- Scott H Young - https://www.scotthyoung.com/blog -

Audio, Paper or Kindle: What’s the Best Way to Read a Book?

What’s the most effective way to read a book? Should you stick to paper books you can flip the pages, dog-ear and write notes in the margin? What about Kindle or other eReaders, which let you download new books instantly and cheaply? Is it okay to listen to an audiobook instead, or is that “cheating”?

The research on the effectiveness of different forms of reading seems to indicate no significant difference [1]. There’s some research in favor of paper, for instance this study that suggested mind wandering was higher with audiobooks [2]. Other studies have favored paper over digital [3].

However, my overall impression of the research is that the differences are slight, and probably outweighed by personal preference or convenience. In other words, if you prefer paper, ebook or audiobook, you’re probably free to make that choice yourself.

My Approach to Reading

I use all three formats to read, and I think the benefits of doing all is better than using just one alone.

The benefit of audiobooks are obvious: you can do other stuff while you listen. True, multitasking is likely to impair your retention and comprehension compared to complete focus. Therefore, I don’t think this is a good approach if you’re studying. But, if the choice is between folding laundry without a book and folding laundry while listening to a book, you’re definitely learning more in the latter case.

Kindle, and eReaders in general, also have similar advantages. Being able to get books-on-demand helps me a ton in research, and for filling gaps when I don’t have any books I particularly want to read. The ability to download samples has become my new approach to building a reading queue—every time I hear of a good book, I get the sample and only buy when I finish that. This saves money, but also prevents me from forgetting about books I was recommended.

Although it’s not the feature most people need, I also find digital books to be much, much easier for searching. Many books don’t have decent indices, and even when they do digital search is so much faster. When I do book reviews, for instance, I often read over my notes and highlights to refresh my understanding, something much easier to achieve with digital.

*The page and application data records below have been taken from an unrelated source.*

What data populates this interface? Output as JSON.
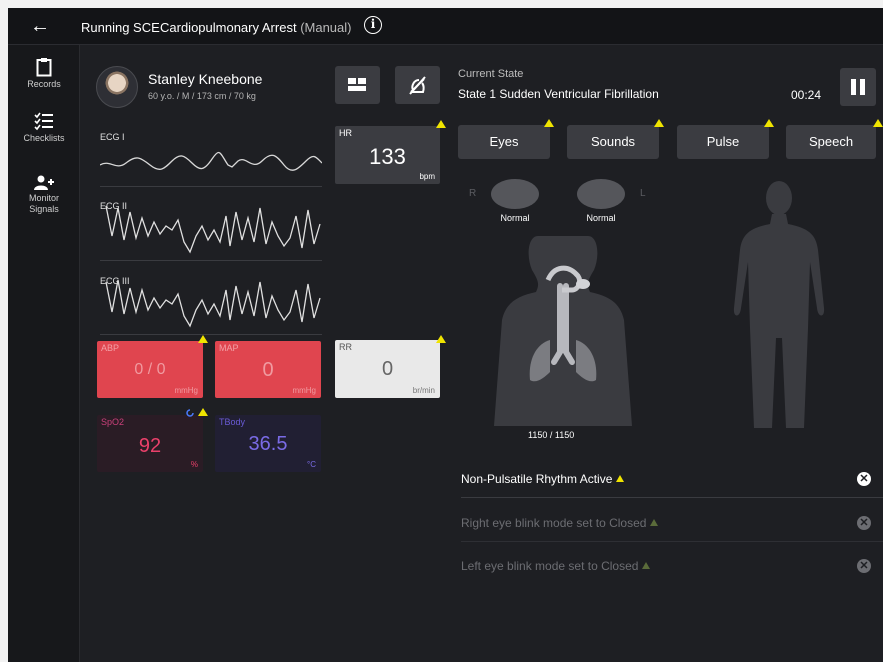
{
  "header": {
    "back_icon": "arrow-left-icon",
    "title_running": "Running SCE",
    "title_scenario": "Cardiopulmonary Arrest",
    "title_mode": "(Manual)",
    "info_icon": "info-icon"
  },
  "nav": {
    "items": [
      {
        "label": "Records",
        "icon": "clipboard-icon"
      },
      {
        "label": "Checklists",
        "icon": "checklist-icon"
      },
      {
        "label": "Monitor Signals",
        "icon": "person-plus-icon"
      }
    ]
  },
  "patient": {
    "name": "Stanley Kneebone",
    "info": "60 y.o. / M / 173 cm / 70 kg"
  },
  "ecg": {
    "lead1": "ECG I",
    "lead2": "ECG II",
    "lead3": "ECG III"
  },
  "vitals": {
    "hr": {
      "label": "HR",
      "value": "133",
      "unit": "bpm"
    },
    "abp": {
      "label": "ABP",
      "value": "0 / 0",
      "unit": "mmHg",
      "color": "#e0454f"
    },
    "map": {
      "label": "MAP",
      "value": "0",
      "unit": "mmHg",
      "color": "#e0454f"
    },
    "rr": {
      "label": "RR",
      "value": "0",
      "unit": "br/min"
    },
    "spo2": {
      "label": "SpO2",
      "value": "92",
      "unit": "%",
      "color": "#e9406a"
    },
    "tbody": {
      "label": "TBody",
      "value": "36.5",
      "unit": "°C",
      "color": "#6a5bd6"
    }
  },
  "state": {
    "label": "Current State",
    "value": "State 1 Sudden Ventricular Fibrillation",
    "timer": "00:24"
  },
  "tabs": [
    {
      "label": "Eyes"
    },
    {
      "label": "Sounds"
    },
    {
      "label": "Pulse"
    },
    {
      "label": "Speech"
    }
  ],
  "eyes": {
    "right_side": "R",
    "left_side": "L",
    "right_status": "Normal",
    "left_status": "Normal"
  },
  "ventilation": {
    "readout": "1150 / 1150"
  },
  "alerts": [
    {
      "text": "Non-Pulsatile Rhythm Active",
      "active": true
    },
    {
      "text": "Right eye blink mode set to Closed",
      "active": false
    },
    {
      "text": "Left eye blink mode set to Closed",
      "active": false
    }
  ],
  "colors": {
    "warning": "#f0e400",
    "danger_tile": "#e0454f",
    "panel": "#3b3c41",
    "background": "#1e1f23"
  }
}
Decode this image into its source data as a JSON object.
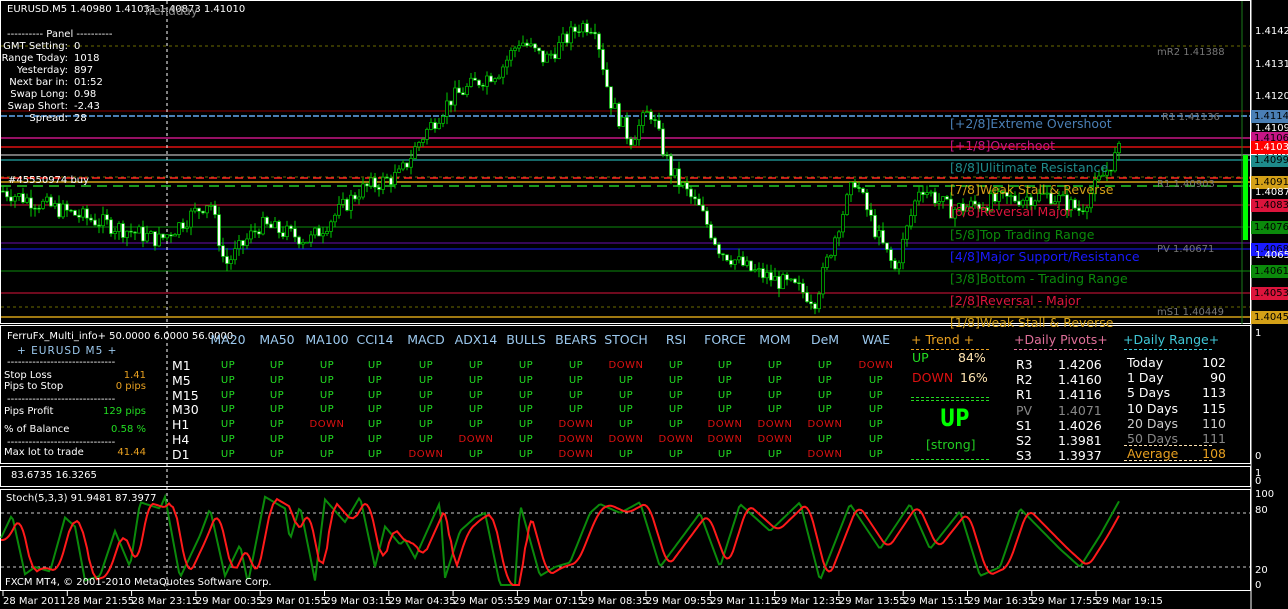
{
  "header": {
    "symbol_line": "EURUSD.M5  1.40980 1.41031 1.40873 1.41010",
    "overlay_text": "Trendday"
  },
  "panel": {
    "title": "---------- Panel ----------",
    "rows": [
      {
        "label": "GMT Setting:",
        "value": "0"
      },
      {
        "label": "Range Today:",
        "value": "1018"
      },
      {
        "label": "Yesterday:",
        "value": "897"
      },
      {
        "label": "Next bar in:",
        "value": "01:52"
      },
      {
        "label": "Swap Long:",
        "value": "0.98"
      },
      {
        "label": "Swap Short:",
        "value": "-2.43"
      },
      {
        "label": "Spread:",
        "value": "28"
      }
    ]
  },
  "order_label": "#45550974 buy",
  "pivot_tags": {
    "mr2": "mR2 1.41388",
    "r1": "R1 1.41136",
    "r1b": "R1 1.40903",
    "pv": "PV 1.40671",
    "ms": "mS1 1.40449"
  },
  "murrey_levels": [
    {
      "label": "[+2/8]Extreme Overshoot",
      "color": "#4a7fb5",
      "price": "1.41144"
    },
    {
      "label": "[+1/8]Overshoot",
      "color": "#c71585",
      "price": "1.41068"
    },
    {
      "label": "[8/8]Ulitimate Resistance",
      "color": "#1e8a8a",
      "price": "1.40991"
    },
    {
      "label": "[7/8]Weak Stall & Reverse",
      "color": "#d4a017",
      "price": "1.40915"
    },
    {
      "label": "[6/8]Reversal Major",
      "color": "#dc143c",
      "price": "1.40835"
    },
    {
      "label": "[5/8]Top Trading Range",
      "color": "#0b8a0b",
      "price": "1.40762"
    },
    {
      "label": "[4/8]Major Support/Resistance",
      "color": "#1a1aff",
      "price": "1.40686"
    },
    {
      "label": "[3/8]Bottom - Trading Range",
      "color": "#0b8a0b",
      "price": "1.40610"
    },
    {
      "label": "[2/8]Reversal - Major",
      "color": "#dc143c",
      "price": "1.40533"
    },
    {
      "label": "[1/8]Weak Stall & Reverse",
      "color": "#d4a017",
      "price": "1.40457"
    }
  ],
  "price_axis": {
    "ticks": [
      "1.41425",
      "1.41315",
      "1.41205",
      "1.41095",
      "1.40875",
      "1.40655"
    ],
    "red_tag": "1.41039",
    "white_tag": "1.41010"
  },
  "price_path": [
    [
      0,
      1.40885
    ],
    [
      60,
      1.40817
    ],
    [
      110,
      1.40765
    ],
    [
      160,
      1.40713
    ],
    [
      210,
      1.40851
    ],
    [
      225,
      1.40627
    ],
    [
      260,
      1.40765
    ],
    [
      310,
      1.40713
    ],
    [
      360,
      1.40885
    ],
    [
      400,
      1.40937
    ],
    [
      420,
      1.41057
    ],
    [
      450,
      1.41195
    ],
    [
      480,
      1.41263
    ],
    [
      500,
      1.41298
    ],
    [
      520,
      1.41401
    ],
    [
      545,
      1.41332
    ],
    [
      580,
      1.41452
    ],
    [
      595,
      1.41452
    ],
    [
      610,
      1.41195
    ],
    [
      630,
      1.41057
    ],
    [
      650,
      1.4116
    ],
    [
      670,
      1.40954
    ],
    [
      700,
      1.40817
    ],
    [
      720,
      1.40679
    ],
    [
      750,
      1.4061
    ],
    [
      800,
      1.40542
    ],
    [
      815,
      1.40507
    ],
    [
      840,
      1.40782
    ],
    [
      855,
      1.4092
    ],
    [
      875,
      1.40748
    ],
    [
      895,
      1.4061
    ],
    [
      920,
      1.40902
    ],
    [
      950,
      1.40817
    ],
    [
      1000,
      1.40851
    ],
    [
      1050,
      1.40868
    ],
    [
      1080,
      1.40817
    ],
    [
      1120,
      1.41023
    ]
  ],
  "info": {
    "title": "FerruFx_Multi_info+ 50.0000 6.0000 56.0000",
    "pair": "+ EURUSD  M5  +",
    "sep": "------------------------------",
    "stats": [
      {
        "label": "Stop Loss",
        "value": "1.41",
        "color": "#e8a020"
      },
      {
        "label": "Pips to Stop",
        "value": "0 pips",
        "color": "#e8a020"
      },
      {
        "label": "Pips Profit",
        "value": "129 pips",
        "color": "#22dd22"
      },
      {
        "label": "% of Balance",
        "value": "0.58 %",
        "color": "#22dd22"
      },
      {
        "label": "Max lot to trade",
        "value": "41.44",
        "color": "#e8a020"
      }
    ]
  },
  "matrix": {
    "columns": [
      "MA20",
      "MA50",
      "MA100",
      "CCI14",
      "MACD",
      "ADX14",
      "BULLS",
      "BEARS",
      "STOCH",
      "RSI",
      "FORCE",
      "MOM",
      "DeM",
      "WAE"
    ],
    "rows": [
      {
        "tf": "M1",
        "values": [
          "UP",
          "UP",
          "UP",
          "UP",
          "UP",
          "UP",
          "UP",
          "UP",
          "DOWN",
          "UP",
          "UP",
          "UP",
          "UP",
          "DOWN"
        ]
      },
      {
        "tf": "M5",
        "values": [
          "UP",
          "UP",
          "UP",
          "UP",
          "UP",
          "UP",
          "UP",
          "UP",
          "UP",
          "UP",
          "UP",
          "UP",
          "UP",
          "UP"
        ]
      },
      {
        "tf": "M15",
        "values": [
          "UP",
          "UP",
          "UP",
          "UP",
          "UP",
          "UP",
          "UP",
          "UP",
          "UP",
          "UP",
          "UP",
          "UP",
          "UP",
          "UP"
        ]
      },
      {
        "tf": "M30",
        "values": [
          "UP",
          "UP",
          "UP",
          "UP",
          "UP",
          "UP",
          "UP",
          "UP",
          "UP",
          "UP",
          "UP",
          "UP",
          "UP",
          "UP"
        ]
      },
      {
        "tf": "H1",
        "values": [
          "UP",
          "UP",
          "DOWN",
          "UP",
          "UP",
          "UP",
          "UP",
          "DOWN",
          "UP",
          "UP",
          "DOWN",
          "DOWN",
          "DOWN",
          "UP"
        ]
      },
      {
        "tf": "H4",
        "values": [
          "UP",
          "UP",
          "UP",
          "UP",
          "UP",
          "DOWN",
          "UP",
          "DOWN",
          "DOWN",
          "DOWN",
          "DOWN",
          "DOWN",
          "UP",
          "UP"
        ]
      },
      {
        "tf": "D1",
        "values": [
          "UP",
          "UP",
          "UP",
          "UP",
          "DOWN",
          "UP",
          "UP",
          "DOWN",
          "UP",
          "UP",
          "UP",
          "UP",
          "DOWN",
          "UP"
        ]
      }
    ]
  },
  "trend": {
    "title": "+   Trend   +",
    "up_label": "UP",
    "up_pct": "84%",
    "down_label": "DOWN",
    "down_pct": "16%",
    "direction": "UP",
    "strength": "[strong]"
  },
  "pivots": {
    "title": "+Daily Pivots+",
    "rows": [
      {
        "k": "R3",
        "v": "1.4206"
      },
      {
        "k": "R2",
        "v": "1.4160"
      },
      {
        "k": "R1",
        "v": "1.4116"
      },
      {
        "k": "PV",
        "v": "1.4071"
      },
      {
        "k": "S1",
        "v": "1.4026"
      },
      {
        "k": "S2",
        "v": "1.3981"
      },
      {
        "k": "S3",
        "v": "1.3937"
      }
    ]
  },
  "ranges": {
    "title": "+Daily Range+",
    "rows": [
      {
        "k": "Today",
        "v": "102"
      },
      {
        "k": "1 Day",
        "v": "90"
      },
      {
        "k": "5 Days",
        "v": "113"
      },
      {
        "k": "10 Days",
        "v": "115"
      },
      {
        "k": "20 Days",
        "v": "110"
      },
      {
        "k": "50 Days",
        "v": "111"
      },
      {
        "k": "Average",
        "v": "108"
      }
    ]
  },
  "sub_axis": {
    "top": "1",
    "bottom": "0"
  },
  "mini_panel": {
    "values": "83.6735 16.3265"
  },
  "stoch": {
    "title": "Stoch(5,3,3) 91.9481 87.3977",
    "copyright": "FXCM MT4, © 2001-2010 MetaQuotes Software Corp.",
    "ticks": [
      "100",
      "80",
      "20",
      "0"
    ],
    "main": [
      [
        0,
        50
      ],
      [
        12,
        78
      ],
      [
        25,
        12
      ],
      [
        35,
        20
      ],
      [
        50,
        15
      ],
      [
        65,
        75
      ],
      [
        75,
        65
      ],
      [
        85,
        5
      ],
      [
        100,
        10
      ],
      [
        115,
        60
      ],
      [
        130,
        20
      ],
      [
        140,
        92
      ],
      [
        160,
        85
      ],
      [
        165,
        98
      ],
      [
        180,
        8
      ],
      [
        200,
        55
      ],
      [
        210,
        85
      ],
      [
        225,
        10
      ],
      [
        240,
        45
      ],
      [
        248,
        2
      ],
      [
        265,
        98
      ],
      [
        285,
        85
      ],
      [
        290,
        50
      ],
      [
        300,
        88
      ],
      [
        315,
        5
      ],
      [
        325,
        95
      ],
      [
        345,
        70
      ],
      [
        360,
        98
      ],
      [
        375,
        20
      ],
      [
        385,
        65
      ],
      [
        400,
        45
      ],
      [
        405,
        50
      ],
      [
        415,
        30
      ],
      [
        440,
        92
      ],
      [
        445,
        8
      ],
      [
        460,
        60
      ],
      [
        475,
        75
      ],
      [
        485,
        80
      ],
      [
        500,
        0
      ],
      [
        515,
        0
      ],
      [
        520,
        90
      ],
      [
        540,
        10
      ],
      [
        555,
        20
      ],
      [
        570,
        25
      ],
      [
        590,
        80
      ],
      [
        600,
        90
      ],
      [
        620,
        80
      ],
      [
        640,
        92
      ],
      [
        660,
        20
      ],
      [
        700,
        80
      ],
      [
        720,
        20
      ],
      [
        740,
        90
      ],
      [
        770,
        60
      ],
      [
        800,
        92
      ],
      [
        820,
        5
      ],
      [
        850,
        90
      ],
      [
        880,
        40
      ],
      [
        910,
        90
      ],
      [
        930,
        40
      ],
      [
        960,
        82
      ],
      [
        980,
        10
      ],
      [
        1000,
        20
      ],
      [
        1020,
        85
      ],
      [
        1060,
        40
      ],
      [
        1080,
        20
      ],
      [
        1100,
        55
      ],
      [
        1120,
        95
      ]
    ]
  },
  "time_axis": [
    "28 Mar 2011",
    "28 Mar 21:55",
    "28 Mar 23:15",
    "29 Mar 00:35",
    "29 Mar 01:55",
    "29 Mar 03:15",
    "29 Mar 04:35",
    "29 Mar 05:55",
    "29 Mar 07:15",
    "29 Mar 08:35",
    "29 Mar 09:55",
    "29 Mar 11:15",
    "29 Mar 12:35",
    "29 Mar 13:55",
    "29 Mar 15:15",
    "29 Mar 16:35",
    "29 Mar 17:55",
    "29 Mar 19:15"
  ],
  "colors": {
    "up": "#22dd22",
    "down": "#dd1111",
    "bull": "#00ff00",
    "stoch_main": "#0b8a0b",
    "stoch_signal": "#ff1a1a"
  }
}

Side note: I like digital search so much that when I do only have a paper copy (which is common with academic books / textbooks), I often use Google Book search to find the page numbers which have the info I care about.

Paper books are probably best for more serious study when deep learning is more important than convenience. There’s a few good reasons for this:

  1. Text is non-linear in general. You almost never read things in a linear progression of words and sentences, but jump back to make sense of new passages as you get more information. This is particularly true for hard books. When I recently started reading Martin Heidegger’s Being and Time, I made sure to get it on paper.
  2. Paper is easier for flipping back-and-forth. While a novel might not benefit so much from this, it’s essential for reading textbooks. Being able to quickly jump between relevant sections to see connections is still much easier with paper than eReaders.

How Should You Approach Your Reading?

My advice is that if you’re serious about reading more books (and learning more in general) you should have all three:

  1. Have audiobooks for moments when sitting down to read won’t work.
  2. Keep a Kindle (and Kindle app for your phone) to increase portability and access more books more quickly.
  3. Stick to paper books when you need to study it deeply (say for a class, work or something you expect to be difficult).

Which do you prefer? Do you use all three, or stick mostly to one source? What kinds of books do you read with each? Share your thoughts in the comments.